Moreover, the Canadian government has failed to engage openly with
the public on the TPP. Foreign Affairs has created an insider
"consulting group" that will be granted access to secret and
confidential information regarding the negotiations (members of the
group are required to sign a nondisclosure agreement). The
department has not publicly disclosed the existence of the
consulting group or indicated who might be granted privileged access
to otherwise confidential information.



It continues a trend that started earlier this year when the
government launched a public consultation on Canada's potential
participation in the TPP. The public consultation ran for six weeks,
yet the government never revealed the results. The individual
submissions were not posted online and no public report summarizing
the responses was ever published.

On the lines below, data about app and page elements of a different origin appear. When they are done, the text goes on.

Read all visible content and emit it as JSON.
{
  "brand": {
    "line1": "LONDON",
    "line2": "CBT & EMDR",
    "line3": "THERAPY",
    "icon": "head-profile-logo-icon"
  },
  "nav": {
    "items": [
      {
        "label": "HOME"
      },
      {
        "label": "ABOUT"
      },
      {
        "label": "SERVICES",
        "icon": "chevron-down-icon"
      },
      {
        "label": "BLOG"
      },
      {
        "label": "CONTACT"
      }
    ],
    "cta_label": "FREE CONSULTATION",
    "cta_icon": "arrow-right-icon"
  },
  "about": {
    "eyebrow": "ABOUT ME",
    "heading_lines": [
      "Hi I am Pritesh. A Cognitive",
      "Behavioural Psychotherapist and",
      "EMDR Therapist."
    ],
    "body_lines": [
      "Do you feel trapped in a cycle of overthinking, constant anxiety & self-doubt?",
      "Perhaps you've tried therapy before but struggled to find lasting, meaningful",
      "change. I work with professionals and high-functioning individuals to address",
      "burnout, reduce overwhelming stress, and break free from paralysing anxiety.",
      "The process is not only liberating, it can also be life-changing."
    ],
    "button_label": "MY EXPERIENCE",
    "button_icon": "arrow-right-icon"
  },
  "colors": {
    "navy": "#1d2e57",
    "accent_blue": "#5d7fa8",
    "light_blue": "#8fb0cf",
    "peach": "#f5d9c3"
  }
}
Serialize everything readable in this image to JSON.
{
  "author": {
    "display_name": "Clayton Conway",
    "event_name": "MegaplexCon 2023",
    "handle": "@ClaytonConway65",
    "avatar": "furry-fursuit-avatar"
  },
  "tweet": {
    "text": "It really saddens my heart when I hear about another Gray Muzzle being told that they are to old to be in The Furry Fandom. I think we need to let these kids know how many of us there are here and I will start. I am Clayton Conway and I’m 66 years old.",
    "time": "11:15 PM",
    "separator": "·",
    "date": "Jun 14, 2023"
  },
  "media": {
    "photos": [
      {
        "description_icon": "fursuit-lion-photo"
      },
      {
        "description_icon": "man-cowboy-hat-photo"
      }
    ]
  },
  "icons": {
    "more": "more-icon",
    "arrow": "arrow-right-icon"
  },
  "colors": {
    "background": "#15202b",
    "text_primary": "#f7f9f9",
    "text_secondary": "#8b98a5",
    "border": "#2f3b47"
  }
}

Yet, according to documents obtained under the Access to Information
Act, the government was overwhelmed with negative comments urging
officials to resist entry into the TPP and the expected pressures
for significant intellectual property reforms as part of the deal.



In addition to tens of thousands of form letters and emails
criticizing the TPP, the government received hundreds of individual
handcrafted responses that unanimously criticized the proposed
agreement.



A review of more than 400 individual submissions did not identify a
single instance of support for the agreement. Rather, these
submissions typically expressed concern with the prospect of
extending the term of copyright or adopting restrictive digital lock
rules.



The documents also revealed that the Canadian business community was
split on the agreement, with numerous companies and associations
identifying concerns about the potential direction of the TPP.
Leading telecommunications companies, including Bell, Rogers, Shaw
and Telus, cautioned against changes to Internet provider liability
rules; groups representing the blind warned against new restrictions
to accessing digital materials; Oxfam Canada worried about the TPP's
impact on pharmaceutical pricing; and the Canadian Library
Association expressed fears about a reversal of recent changes to
copyright damages rules.



Canada spent months lobbying other governments for entry into the
TPP, despite launching a public consultation that revealed serious
discomfort with Canadian participation. Now, the government seems
committed to keeping the public largely in the dark on where Canada
stands on an agreement that could radically transform our economic
policy.